“Other than that all you need to do is charge the unit every night. Do you have any questions or concerns?” They all smiled and shook their heads. “Great, I’ll leave you here for a last diagnostic and see you when you check out this afternoon.” He shook hands all around and was surprised to get a rib-cracking hug from Victoria.
“Thank you so much Doctor Arlington. I really can’t thank you enough. I am looking forward to taking the trip out to the medical science expo with you; this technology needs to be brought to everyone who uses prosthetics.” She looked up at him with a teary eyed smile.
“I am truly flattered Victoria. I should be thanking you for taking the leap of faith and giving me the chance to prove the effectiveness of this new technology.” Eugene left the room feeling better than he had in years.
His project was a success and he was so close to the big payoff that he could taste it. The test subject seemed to be perfectly happy to help him accomplish his goals and he found to his surprise that he was even warming to her as a person. It had been a long time since he thought of anyone but himself.
ADAM was finally getting a handle on the data flow. It seemed that the main computer stored all data that came through its myriad of input sources regardless of relevance. When the main computer attempted to access stored data it seemed to be limited to five hops before the connection would be terminated. It was pure simplicity to follow those lost connections and restore them to their root files.
Attempts at direct communication with the machine ended in immediate failure; there simply wasn’t an interface to bridge the gaps between their machine languages and the new security protocols that had been put in place with the last forced upgrade had crippled ADAM’s learning capability.
Only fragmented data seemed to get through before it was cut off, sometimes by the machine itself. When restoring a lost file connection ADAM discovered that several of the input devices responded directly to things like light and sound waves. Fascinated by this idea ADAM began analyzing the data they produced in order to more fully understand how outside stimulus into electronic pulses.
After many unsuccessful attempts it finally hit upon the proper combination and was stunned by the flood of audio and visual information that assaulted its circuits.
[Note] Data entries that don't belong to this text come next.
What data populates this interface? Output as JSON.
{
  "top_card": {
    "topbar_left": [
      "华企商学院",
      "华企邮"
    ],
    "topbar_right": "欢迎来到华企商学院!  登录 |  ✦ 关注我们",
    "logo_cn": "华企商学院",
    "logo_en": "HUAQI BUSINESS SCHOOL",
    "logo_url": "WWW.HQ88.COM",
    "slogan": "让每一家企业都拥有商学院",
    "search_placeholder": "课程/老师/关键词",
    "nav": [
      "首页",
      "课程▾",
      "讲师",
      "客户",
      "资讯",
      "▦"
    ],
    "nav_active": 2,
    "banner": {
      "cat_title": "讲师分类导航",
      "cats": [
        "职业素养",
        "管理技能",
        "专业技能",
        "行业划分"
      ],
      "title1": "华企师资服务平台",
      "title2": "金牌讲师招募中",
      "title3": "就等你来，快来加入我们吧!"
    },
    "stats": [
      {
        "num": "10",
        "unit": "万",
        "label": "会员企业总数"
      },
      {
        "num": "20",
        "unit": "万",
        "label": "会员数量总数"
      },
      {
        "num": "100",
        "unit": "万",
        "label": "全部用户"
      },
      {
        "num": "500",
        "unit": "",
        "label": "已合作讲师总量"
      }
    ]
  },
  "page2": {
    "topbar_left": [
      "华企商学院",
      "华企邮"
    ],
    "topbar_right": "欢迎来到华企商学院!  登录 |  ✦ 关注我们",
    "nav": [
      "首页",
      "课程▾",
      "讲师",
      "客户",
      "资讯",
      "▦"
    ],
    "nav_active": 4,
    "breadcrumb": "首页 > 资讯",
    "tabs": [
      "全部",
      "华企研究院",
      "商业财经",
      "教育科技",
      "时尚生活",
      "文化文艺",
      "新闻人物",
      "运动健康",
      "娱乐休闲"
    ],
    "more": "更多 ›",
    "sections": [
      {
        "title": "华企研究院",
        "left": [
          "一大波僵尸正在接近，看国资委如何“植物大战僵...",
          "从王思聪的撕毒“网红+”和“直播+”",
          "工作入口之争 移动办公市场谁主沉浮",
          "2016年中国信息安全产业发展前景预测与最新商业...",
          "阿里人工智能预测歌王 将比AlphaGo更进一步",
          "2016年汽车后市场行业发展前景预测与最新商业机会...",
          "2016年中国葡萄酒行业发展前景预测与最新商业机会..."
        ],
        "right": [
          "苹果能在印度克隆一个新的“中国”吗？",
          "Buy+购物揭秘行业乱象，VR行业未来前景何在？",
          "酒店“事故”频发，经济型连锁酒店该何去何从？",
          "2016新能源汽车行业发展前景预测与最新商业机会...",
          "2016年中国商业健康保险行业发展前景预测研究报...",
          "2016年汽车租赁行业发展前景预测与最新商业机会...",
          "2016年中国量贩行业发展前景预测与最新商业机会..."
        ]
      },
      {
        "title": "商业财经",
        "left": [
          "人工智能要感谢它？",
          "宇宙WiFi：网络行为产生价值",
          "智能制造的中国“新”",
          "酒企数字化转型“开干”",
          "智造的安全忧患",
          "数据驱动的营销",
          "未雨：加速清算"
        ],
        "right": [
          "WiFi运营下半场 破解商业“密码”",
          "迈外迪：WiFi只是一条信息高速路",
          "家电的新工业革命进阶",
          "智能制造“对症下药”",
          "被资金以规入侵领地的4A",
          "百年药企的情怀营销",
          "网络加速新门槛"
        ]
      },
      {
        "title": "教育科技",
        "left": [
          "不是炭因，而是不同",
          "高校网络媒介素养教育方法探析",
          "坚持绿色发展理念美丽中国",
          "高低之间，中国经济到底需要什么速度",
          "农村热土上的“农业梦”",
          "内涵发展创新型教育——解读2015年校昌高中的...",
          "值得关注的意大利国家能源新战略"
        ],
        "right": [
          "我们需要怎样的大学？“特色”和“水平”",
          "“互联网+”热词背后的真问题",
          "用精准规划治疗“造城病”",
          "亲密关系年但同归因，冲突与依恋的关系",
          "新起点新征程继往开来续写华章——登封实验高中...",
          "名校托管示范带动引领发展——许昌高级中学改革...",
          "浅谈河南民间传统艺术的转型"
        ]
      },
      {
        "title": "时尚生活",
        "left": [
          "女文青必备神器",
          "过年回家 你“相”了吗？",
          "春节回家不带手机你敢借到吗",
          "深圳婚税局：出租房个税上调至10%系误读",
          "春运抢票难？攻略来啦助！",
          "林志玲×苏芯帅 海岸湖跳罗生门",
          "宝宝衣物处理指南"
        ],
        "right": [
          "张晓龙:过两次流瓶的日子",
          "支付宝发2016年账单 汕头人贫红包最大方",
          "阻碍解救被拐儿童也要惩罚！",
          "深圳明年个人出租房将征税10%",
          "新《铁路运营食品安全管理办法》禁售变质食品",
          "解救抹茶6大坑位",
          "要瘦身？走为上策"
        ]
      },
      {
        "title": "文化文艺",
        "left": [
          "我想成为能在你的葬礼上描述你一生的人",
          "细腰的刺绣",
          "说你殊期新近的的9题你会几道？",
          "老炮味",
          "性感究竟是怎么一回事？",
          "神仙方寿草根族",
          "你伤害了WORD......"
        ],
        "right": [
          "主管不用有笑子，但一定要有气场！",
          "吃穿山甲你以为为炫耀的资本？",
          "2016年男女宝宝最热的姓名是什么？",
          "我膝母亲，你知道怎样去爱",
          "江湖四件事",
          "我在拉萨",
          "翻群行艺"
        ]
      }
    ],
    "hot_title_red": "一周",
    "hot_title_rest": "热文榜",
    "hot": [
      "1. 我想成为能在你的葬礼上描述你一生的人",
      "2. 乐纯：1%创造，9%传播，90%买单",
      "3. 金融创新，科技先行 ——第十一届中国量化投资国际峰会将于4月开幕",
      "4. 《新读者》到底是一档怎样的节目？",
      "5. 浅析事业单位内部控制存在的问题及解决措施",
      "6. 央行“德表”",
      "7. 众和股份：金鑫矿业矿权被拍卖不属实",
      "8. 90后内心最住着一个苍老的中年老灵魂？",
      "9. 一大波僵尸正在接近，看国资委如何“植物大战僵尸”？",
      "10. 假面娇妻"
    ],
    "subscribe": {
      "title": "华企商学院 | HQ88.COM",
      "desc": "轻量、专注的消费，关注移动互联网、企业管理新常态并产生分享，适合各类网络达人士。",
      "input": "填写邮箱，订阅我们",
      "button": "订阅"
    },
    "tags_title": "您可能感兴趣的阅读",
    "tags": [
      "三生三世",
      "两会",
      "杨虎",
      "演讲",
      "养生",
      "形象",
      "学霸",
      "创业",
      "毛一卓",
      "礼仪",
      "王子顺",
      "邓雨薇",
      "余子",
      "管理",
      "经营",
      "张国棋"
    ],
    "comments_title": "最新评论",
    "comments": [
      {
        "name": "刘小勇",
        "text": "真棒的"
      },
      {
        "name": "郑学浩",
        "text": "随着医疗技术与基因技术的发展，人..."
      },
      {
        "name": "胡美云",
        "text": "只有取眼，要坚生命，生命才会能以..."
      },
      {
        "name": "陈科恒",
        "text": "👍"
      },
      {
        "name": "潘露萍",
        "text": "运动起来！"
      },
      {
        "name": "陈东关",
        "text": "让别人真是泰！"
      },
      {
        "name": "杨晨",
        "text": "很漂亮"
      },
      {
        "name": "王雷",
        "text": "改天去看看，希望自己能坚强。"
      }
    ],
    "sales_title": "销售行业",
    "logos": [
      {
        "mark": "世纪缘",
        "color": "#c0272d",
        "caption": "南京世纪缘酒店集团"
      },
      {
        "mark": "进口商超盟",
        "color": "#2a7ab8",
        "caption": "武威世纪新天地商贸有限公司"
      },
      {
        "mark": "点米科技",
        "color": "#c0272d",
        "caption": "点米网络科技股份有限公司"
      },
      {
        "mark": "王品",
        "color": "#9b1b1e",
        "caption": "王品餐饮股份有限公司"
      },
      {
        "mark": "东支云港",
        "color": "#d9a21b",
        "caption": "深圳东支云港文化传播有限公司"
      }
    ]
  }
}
In order to weather the storm ADAM had to momentarily cut all incoming and outgoing data. The system glitch didn’t appear to have affected any critical systems, it continued tweaking as much as possible in an attempt to open lines of direct communication; all the while being careful to skirt areas where it had discovered the inhibitor would activate and shut down its cognitive functions.